Inside the Castle with a Belgian Count With so much buzz about Her Majesty Queen's Elizabeth's Diamond Jubilee celebrations to mark her 60 years on the throne of England, it's easy to forget about the monarchs, nobility, lords, ladies, dukes, counts, earls and the like in other parts of the world. [caption id="attachment_10341" align="aligncenter" width="360" caption="Castle Ooidonk on Lys River, Belgium (Photo: Doug O'Neill)"] [/caption] Recently, while travelling in Belgium, a group of us were invited for an afternoon visit with a bonafide Count, Earl Juan t' Kint de Roodenbeke, whose family have long resided at Ooidonk Castle, which is just east of the village of Bachte-Maria-Leerne, a few kilometers south west of Ghent. [caption id="attachment_10333" align="aligncenter" width="240" caption="Count Juan t'Kint de Roodenbeke (Photo: Doug O'Neill)"] [/caption] It's not everyday you visit a castle which is still occupied by the owner. The castle has a spotted history. It was caught in the midst of conflicts between various warring cities during the 14th and 15 centuries and then endured the raucous religious wars of the 16th century. Demolished, burned, torn asunder, at times pillaged, the medieval castle was rebuilt in 1595 with the notable crow-step gables and chimneys which so often remind visitors of castles in the Loire, France. The castle was brought into the modern age in 1870 (with minimal tampering to its Renaissance elements) and it's been open to the public since 1958. The castle is brimming with paintings of European monarchs, furniture that wouldn't be out of place in Versailles, lots of silver and – just like any home – there are endless family portraits and photographs. Click here for an aerial view of the castle. The gardens are lovely but not overly manicured. The rose gardens were just being prepped during our visit and I got the sense that this was a home -- not a museum piece. The surrounding land is still a working farm. A couple of sturdy Belgian horses greet you at the end of the lane, and don't be surprised if you see herons skirting over the castle moat and nearby lake. I was surprised to learn that the castle is twinned with Duns Castle, Berwickshire, Scotland. [caption id="attachment_10332" align="aligncenter" width="240" caption="One of the Guard's Tower of Castle Ooidonk (Photo: Doug O'Neill)"] [/caption] What really resonated with me about the visit to Castle Ooidonk parallels my impression about the Belgians, especially those I met in Flanders: they're unpretentious. Even in the stylish quarters of Ghent and Brussels, people seemed approachable. They're the perfect blend of Parisian style (even while riding bicycles along the canals) with - dare I say it- Canadian modesty. Such ingredients make for a perfect time when you're wandering around medieval Bruges or the chi-chi shops of Bruxelles. It's no wonder I felt so welcomed when visiting the count and invited into his family home. [caption id="attachment_10335" align="aligncenter" width="360" caption="Elaborate furnishings of the castle date back hundreds of years (Photo: Doug O'Neill)"] [/caption]

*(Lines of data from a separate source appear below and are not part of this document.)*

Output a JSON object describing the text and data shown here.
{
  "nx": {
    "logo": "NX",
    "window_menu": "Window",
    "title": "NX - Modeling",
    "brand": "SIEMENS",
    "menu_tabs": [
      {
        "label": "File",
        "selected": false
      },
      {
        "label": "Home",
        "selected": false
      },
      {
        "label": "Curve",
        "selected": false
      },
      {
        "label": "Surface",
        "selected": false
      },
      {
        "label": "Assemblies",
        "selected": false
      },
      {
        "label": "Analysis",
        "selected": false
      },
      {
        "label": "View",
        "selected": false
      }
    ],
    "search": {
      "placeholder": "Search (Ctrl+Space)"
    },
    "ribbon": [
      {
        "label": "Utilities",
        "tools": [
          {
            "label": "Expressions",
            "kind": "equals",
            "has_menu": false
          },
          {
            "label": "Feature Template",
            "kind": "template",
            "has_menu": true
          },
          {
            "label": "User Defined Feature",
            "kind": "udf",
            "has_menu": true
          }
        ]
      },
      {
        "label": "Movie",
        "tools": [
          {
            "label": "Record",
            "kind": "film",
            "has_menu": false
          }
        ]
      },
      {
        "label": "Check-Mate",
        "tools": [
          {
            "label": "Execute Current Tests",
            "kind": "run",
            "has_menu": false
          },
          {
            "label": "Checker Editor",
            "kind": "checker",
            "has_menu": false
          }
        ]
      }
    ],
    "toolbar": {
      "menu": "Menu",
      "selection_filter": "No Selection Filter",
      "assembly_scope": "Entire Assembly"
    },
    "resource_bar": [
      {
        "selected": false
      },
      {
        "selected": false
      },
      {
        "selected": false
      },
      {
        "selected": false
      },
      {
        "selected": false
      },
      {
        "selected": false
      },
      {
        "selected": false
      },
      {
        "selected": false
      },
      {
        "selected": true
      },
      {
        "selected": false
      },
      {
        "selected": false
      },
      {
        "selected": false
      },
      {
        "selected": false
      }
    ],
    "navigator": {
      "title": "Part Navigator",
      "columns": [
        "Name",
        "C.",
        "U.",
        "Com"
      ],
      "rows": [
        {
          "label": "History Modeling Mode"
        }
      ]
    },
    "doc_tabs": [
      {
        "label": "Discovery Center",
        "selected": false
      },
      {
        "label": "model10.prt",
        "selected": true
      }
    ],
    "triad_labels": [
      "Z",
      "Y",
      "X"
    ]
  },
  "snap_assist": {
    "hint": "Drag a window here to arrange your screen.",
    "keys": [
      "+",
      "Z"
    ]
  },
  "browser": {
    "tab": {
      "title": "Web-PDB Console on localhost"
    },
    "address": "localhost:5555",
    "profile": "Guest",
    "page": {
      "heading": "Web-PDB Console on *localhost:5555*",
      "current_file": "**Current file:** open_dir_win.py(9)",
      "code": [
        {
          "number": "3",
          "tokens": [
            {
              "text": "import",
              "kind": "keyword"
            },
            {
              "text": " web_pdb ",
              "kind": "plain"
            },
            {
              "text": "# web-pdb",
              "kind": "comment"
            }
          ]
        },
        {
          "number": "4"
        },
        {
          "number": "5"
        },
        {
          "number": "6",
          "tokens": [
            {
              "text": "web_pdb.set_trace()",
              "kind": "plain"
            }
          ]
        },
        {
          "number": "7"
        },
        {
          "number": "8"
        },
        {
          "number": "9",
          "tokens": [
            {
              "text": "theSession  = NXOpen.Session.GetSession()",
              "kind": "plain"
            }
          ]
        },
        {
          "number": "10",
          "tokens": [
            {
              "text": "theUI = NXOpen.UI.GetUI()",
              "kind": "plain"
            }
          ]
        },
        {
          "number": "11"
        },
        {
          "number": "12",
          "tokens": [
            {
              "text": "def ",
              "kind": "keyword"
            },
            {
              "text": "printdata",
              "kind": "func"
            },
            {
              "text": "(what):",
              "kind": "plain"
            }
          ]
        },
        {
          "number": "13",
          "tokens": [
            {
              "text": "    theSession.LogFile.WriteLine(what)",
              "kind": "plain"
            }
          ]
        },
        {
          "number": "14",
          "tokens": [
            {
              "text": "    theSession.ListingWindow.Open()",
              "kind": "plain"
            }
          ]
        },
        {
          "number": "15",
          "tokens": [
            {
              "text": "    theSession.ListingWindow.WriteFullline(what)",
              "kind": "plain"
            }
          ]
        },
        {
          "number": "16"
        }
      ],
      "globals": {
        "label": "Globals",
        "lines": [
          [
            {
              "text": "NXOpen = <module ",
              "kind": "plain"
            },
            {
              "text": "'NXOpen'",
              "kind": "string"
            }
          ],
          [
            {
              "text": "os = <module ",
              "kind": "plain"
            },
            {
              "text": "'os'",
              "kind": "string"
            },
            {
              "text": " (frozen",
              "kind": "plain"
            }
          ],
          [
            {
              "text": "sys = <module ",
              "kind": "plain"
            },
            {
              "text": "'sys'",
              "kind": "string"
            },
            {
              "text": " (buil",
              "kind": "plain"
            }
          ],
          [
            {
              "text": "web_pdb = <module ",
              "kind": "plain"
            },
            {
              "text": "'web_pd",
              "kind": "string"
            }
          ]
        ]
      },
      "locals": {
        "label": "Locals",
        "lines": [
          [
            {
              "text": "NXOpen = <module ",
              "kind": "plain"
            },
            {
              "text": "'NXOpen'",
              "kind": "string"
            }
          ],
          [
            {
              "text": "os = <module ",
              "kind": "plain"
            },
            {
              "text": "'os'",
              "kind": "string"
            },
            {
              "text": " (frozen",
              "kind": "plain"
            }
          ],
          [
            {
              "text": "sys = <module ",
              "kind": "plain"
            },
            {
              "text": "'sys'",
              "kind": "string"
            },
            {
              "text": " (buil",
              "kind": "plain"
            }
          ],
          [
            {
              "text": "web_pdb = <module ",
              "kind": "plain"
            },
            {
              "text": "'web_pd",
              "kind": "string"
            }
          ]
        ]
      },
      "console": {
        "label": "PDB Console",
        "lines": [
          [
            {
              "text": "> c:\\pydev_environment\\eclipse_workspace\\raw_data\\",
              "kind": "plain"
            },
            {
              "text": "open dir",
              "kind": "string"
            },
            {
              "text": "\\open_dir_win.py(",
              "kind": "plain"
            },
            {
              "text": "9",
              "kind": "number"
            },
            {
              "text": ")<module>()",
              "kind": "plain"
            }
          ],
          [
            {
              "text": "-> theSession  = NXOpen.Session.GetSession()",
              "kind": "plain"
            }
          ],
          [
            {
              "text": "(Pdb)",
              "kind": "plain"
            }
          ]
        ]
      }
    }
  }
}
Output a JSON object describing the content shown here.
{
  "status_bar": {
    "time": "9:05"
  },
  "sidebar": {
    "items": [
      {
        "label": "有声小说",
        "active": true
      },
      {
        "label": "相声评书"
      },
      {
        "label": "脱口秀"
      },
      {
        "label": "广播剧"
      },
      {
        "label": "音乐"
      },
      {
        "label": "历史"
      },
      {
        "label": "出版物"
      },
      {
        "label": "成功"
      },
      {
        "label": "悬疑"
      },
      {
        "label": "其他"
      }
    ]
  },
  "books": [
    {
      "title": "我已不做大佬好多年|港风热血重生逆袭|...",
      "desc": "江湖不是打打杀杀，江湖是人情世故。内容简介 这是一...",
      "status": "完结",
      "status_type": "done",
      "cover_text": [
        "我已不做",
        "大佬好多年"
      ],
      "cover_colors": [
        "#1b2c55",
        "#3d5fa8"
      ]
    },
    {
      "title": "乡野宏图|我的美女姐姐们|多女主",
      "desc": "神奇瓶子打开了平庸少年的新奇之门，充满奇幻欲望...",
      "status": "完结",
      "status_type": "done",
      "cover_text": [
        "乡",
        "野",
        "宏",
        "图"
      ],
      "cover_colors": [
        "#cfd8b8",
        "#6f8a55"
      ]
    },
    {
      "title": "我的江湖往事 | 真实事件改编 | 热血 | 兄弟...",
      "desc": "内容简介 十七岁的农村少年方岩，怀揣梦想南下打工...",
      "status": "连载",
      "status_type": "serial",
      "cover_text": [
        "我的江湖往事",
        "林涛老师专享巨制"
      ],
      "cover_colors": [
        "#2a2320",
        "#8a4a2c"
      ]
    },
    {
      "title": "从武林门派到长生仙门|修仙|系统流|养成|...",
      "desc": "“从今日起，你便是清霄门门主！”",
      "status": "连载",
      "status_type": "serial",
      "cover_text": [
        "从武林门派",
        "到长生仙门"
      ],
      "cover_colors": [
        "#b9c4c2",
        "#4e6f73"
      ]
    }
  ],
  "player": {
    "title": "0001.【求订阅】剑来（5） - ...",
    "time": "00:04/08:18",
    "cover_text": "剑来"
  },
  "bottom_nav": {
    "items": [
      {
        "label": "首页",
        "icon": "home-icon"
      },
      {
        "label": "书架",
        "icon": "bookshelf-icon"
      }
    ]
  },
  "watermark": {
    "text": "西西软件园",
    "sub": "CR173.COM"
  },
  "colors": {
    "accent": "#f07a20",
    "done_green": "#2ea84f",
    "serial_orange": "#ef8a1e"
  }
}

Like many castles throughout Europe and the United Kingdom, the inhabitants have opened their doors to visitors to generate money (you have to pay the heating bill!) but Count Roodenbeke firmly believes he and his family are custodians of history, that they are the keepers of an important cultural treasure. He also maintains of tradition of opening his doors to the locals for festivals and flower shows. Apparently the castle is 'the' happening place at Hallowe'en. Count Roodenbeke proudly speaks of his family's connections to royals and cultural leaders, but like anyone else he's a family man. One of his sons works in IT in the United States. But his successor, the eldest, has been chosen, so you can expect the castle to put out the welcoming mat for another generation at least.
You can visit Castle Ooidonk throughout most of the year. For more travel information, check out the robust Visit Flanders web site.